Failed Exchange Protection: How a Deferred Sales Trust Can Be Your Safety Belt for 1031 and 721 Ex
1031 and 721 exchanges can be tricky, and the risks associated with failure can be huge. This article will inform you how a Deferred Sale Trust can act as a possible precaution.
Performing a 1031 or 721 exchange can be a complicated process, and a positive outcome is often dependent on several moving parts aligning. Every exchange is different and will have details to be hammered out. While two groups of professionals can often complete a successful exchange, mature investors also know these exchanges sometimes resolve with unsatisfactory outcomes, or occasionally fall through altogether. This can be completely out of your hands.
A 1031 might fail because a suitable replacement property cannot be found, or because a suitable replacement property fails an inspection at the last minute. This leaves an investor in danger of being on the hook for capital gains tax, which will decrease your non-real estate investment.
To protect against this eventuality, any responsible businessman should have conditions in place that will protect from capital gains tax. When preparing to perform a 1031 or 721 exchange, you should consider a Deferred Sales Trust to act as a safety belt.
To give a short definition, a Deferred Sales Trust is a trust that you establish, and then divest control of your property. A Deferred Sales Trust cannot be managed by a member of your immediate family or someone who has a financial stake in your business. It must be maintained by a separate, certified professional.
A Deferred Sales trust is a flexible, sensible option to choose as a safety belt before performing any 1031 or 721 exchanges. Deferred Sales Trust’s work with a 1031 or 721 exchange like this:
First a trust must be established in which you can transfer your property. Instead of performing the sale yourself, as with a typical 1031, the trust will either perform or complete the sale. The trust will then invest the proceeds from your sale, as directed by you. From a Deferred Sales Trust, you can receive a monthly installment, and you can dictate the amount of the installment depending on your needs. You can also choose to entirely forgo installments.

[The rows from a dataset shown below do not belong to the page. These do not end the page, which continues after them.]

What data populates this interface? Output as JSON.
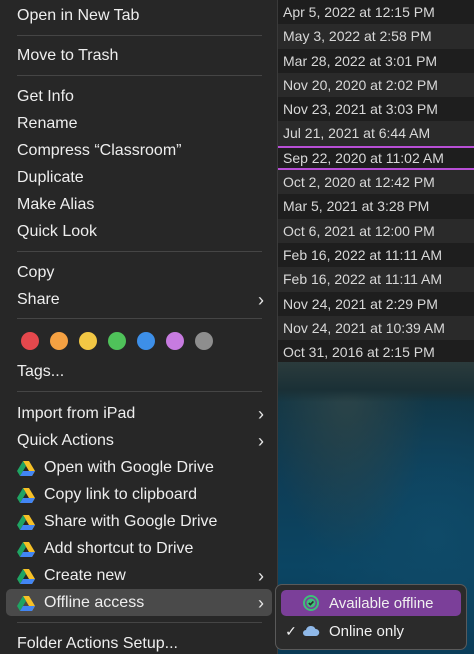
{
  "menu": {
    "open_new_tab": "Open in New Tab",
    "move_to_trash": "Move to Trash",
    "get_info": "Get Info",
    "rename": "Rename",
    "compress": "Compress “Classroom”",
    "duplicate": "Duplicate",
    "make_alias": "Make Alias",
    "quick_look": "Quick Look",
    "copy": "Copy",
    "share": "Share",
    "tags": "Tags...",
    "import_ipad": "Import from iPad",
    "quick_actions": "Quick Actions",
    "gd_open": "Open with Google Drive",
    "gd_copy_link": "Copy link to clipboard",
    "gd_share": "Share with Google Drive",
    "gd_shortcut": "Add shortcut to Drive",
    "create_new": "Create new",
    "offline_access": "Offline access",
    "folder_actions": "Folder Actions Setup...",
    "chevron": "›",
    "tag_colors": [
      "#e5484d",
      "#f5a142",
      "#f2c744",
      "#4fc25a",
      "#3d8fe8",
      "#c77be0",
      "#8e8e8e"
    ]
  },
  "submenu": {
    "available_offline": "Available offline",
    "online_only": "Online only",
    "checkmark": "✓",
    "available_icon": "offline-check-icon",
    "online_icon": "cloud-icon"
  },
  "dates": [
    "Apr 5, 2022 at 12:15 PM",
    "May 3, 2022 at 2:58 PM",
    "Mar 28, 2022 at 3:01 PM",
    "Nov 20, 2020 at 2:02 PM",
    "Nov 23, 2021 at 3:03 PM",
    "Jul 21, 2021 at 6:44 AM",
    "Sep 22, 2020 at 11:02 AM",
    "Oct 2, 2020 at 12:42 PM",
    "Mar 5, 2021 at 3:28 PM",
    "Oct 6, 2021 at 12:00 PM",
    "Feb 16, 2022 at 11:11 AM",
    "Feb 16, 2022 at 11:11 AM",
    "Nov 24, 2021 at 2:29 PM",
    "Nov 24, 2021 at 10:39 AM",
    "Oct 31, 2016 at 2:15 PM"
  ],
  "colors": {
    "selection_outline": "#b84fd6",
    "submenu_active": "#7b3f99",
    "menu_bg": "#272727"
  }
}
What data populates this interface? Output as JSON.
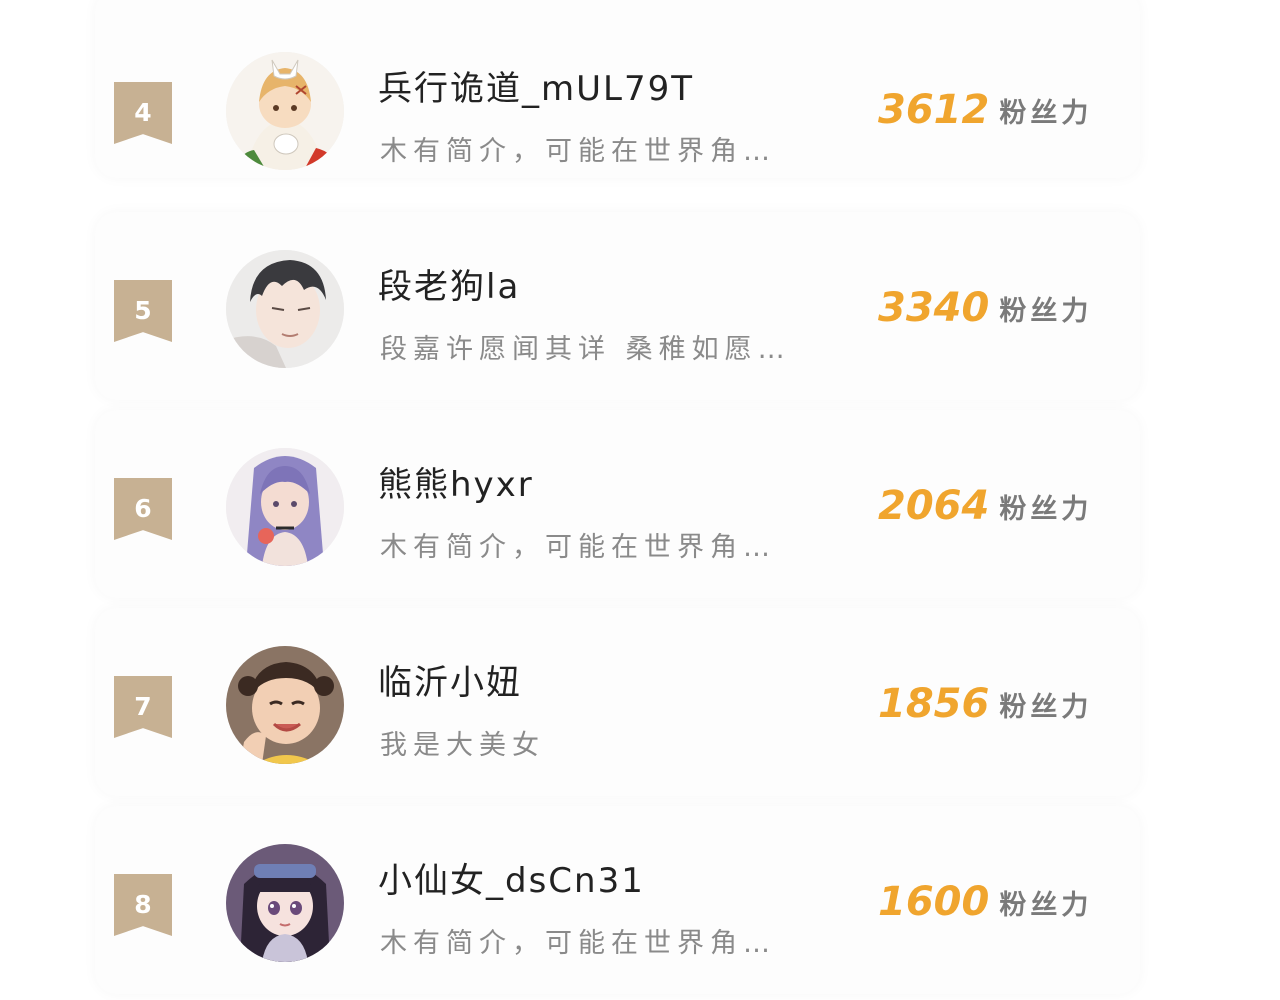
{
  "ranking": {
    "unit_label": "粉丝力",
    "badge_color": "#c7b193",
    "score_color": "#f0a52e",
    "items": [
      {
        "rank": "4",
        "name": "兵行诡道_mUL79T",
        "bio": "木有简介，可能在世界角…",
        "score": "3612",
        "avatar_icon": "avatar-anime-fox-mask"
      },
      {
        "rank": "5",
        "name": "段老狗la",
        "bio": "段嘉许愿闻其详  桑稚如愿…",
        "score": "3340",
        "avatar_icon": "avatar-anime-boy"
      },
      {
        "rank": "6",
        "name": "熊熊hyxr",
        "bio": "木有简介，可能在世界角…",
        "score": "2064",
        "avatar_icon": "avatar-anime-girl-purple-hair"
      },
      {
        "rank": "7",
        "name": "临沂小妞",
        "bio": "我是大美女",
        "score": "1856",
        "avatar_icon": "avatar-child-photo"
      },
      {
        "rank": "8",
        "name": "小仙女_dsCn31",
        "bio": "木有简介，可能在世界角…",
        "score": "1600",
        "avatar_icon": "avatar-anime-girl-dark-hair"
      }
    ]
  }
}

In this way, if your 1031 or 721 exchange should fall through, the property or assets from the exchange will revert to the trust instead of to you, acting as a safety belt to rescue you from capital gains tax. If this should happen and property or capital is held within the trust, you can always direct the trust to reinvest its holdings or receive monthly payments from the trust. This will allow you to control your capital inflow, and possibly help you dictate the tax bracket into which you will fall.
There are some possible risks or catches to this plan:
The first is that the monthly payments you receive from the trust are taxable. Keep in mind that only part of the payment is taxable rather than the entire payment. The other caution is that you may not be able to defer all the fees associated with depreciation recapture, which in the end would mean that the fees for setting up the Deferred Sales Trust might be higher than the fees for the 1031 exchange. Still, considering the amount of capital gains tax likely to be paid if a 1031 exchange falls through, the Deferred Sales Trust is a sensible safety belt for this complicated transaction.
A 1031 or 721 exchange can be a profitable, savvy, move for an investor to make. However, even its most ardent proponents must acknowledge that there are risks associated. A Deferred Sales Trust is a sensible, flexible way for an investor to minimize those risks and protect themselves from capital gains tax.